The International Air Transport Association (IATA) representing the sector said $200 billion in government support could be needed worldwide.

El Al Israel Airlines on Wednesday said it had sent 5,500 of its 6,000 workers on unpaid leave until May 31 after it slashed its flight schedule, while Australia and Taiwan joined the list of governments offering financial aid to airlines.

Australia's Qantas Airways Ltd on Tuesday announced plans to cut 90% of international capacity and its Singapore-based low-cost airline Jetstar Asia said it would stop flying altogether for three weeks from March 23 to April 15.
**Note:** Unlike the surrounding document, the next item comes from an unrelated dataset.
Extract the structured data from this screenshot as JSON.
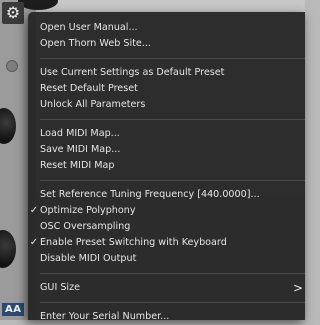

Australia's No. 2 carrier, Virgin Australia Holdings Ltd , said it would suspend all international flying from March 30 to June 14 and cut its domestic capacity in half, in a move that could lead to job losses. The Australian government said it would refund and waive charges to airlines such as domestic air traffic control fees worth $430 million as it advised citizens against all foreign travel.

Sweden and Denmark on Tuesday announced $300 million in loan guarantees for Scandinavian carrier SAS.

United Airlines Holdings Inc said it would cut 60% of its capacity in April, including 85% of its international flights.

Air New Zealand Ltd on Wednesday suspended trading for another two days to assess the financial implications of deep capacity cuts announced on Monday. Up to 30% of the airline's 12,500 staff will not be required, CEO Greg Foran said, adding that the carrier would offer leave without pay and voluntary redundancies before moving to job cuts.

US airlines have asked Washington for $50 billion in grants and loans, plus tens of billions in tax relief. Planemaker Boeing Co has called on the US government to provide at least $60 billion in access to liquidity, including loan guarantees, for the aerospace manufacturing industry as airlines halt deliveries and new orders to conserve cash.

Airbus has also signalled some government support may be needed if the coronavirus crisis lasts for several months.

Singapore Airlines Ltd plans to halve its capacity through the end of April, with further cuts possible as it braces for a "prolonged" period of difficulty.

"Make no mistake - we expect the pace of this deterioration to accelerate," CEO Goh Choon Phong said in a statement on Tuesday.

Global passenger numbers are expected to fall by as much as 30% this year with a full recovery not likely until 2022 or 2023, S&P Global Ratings said.

"At the risk of being alarmist, the airline industry is on the brink of collapse as governments are quarantining large portions of their populations and closing off borders," Cowen analyst Helane Becker told clients.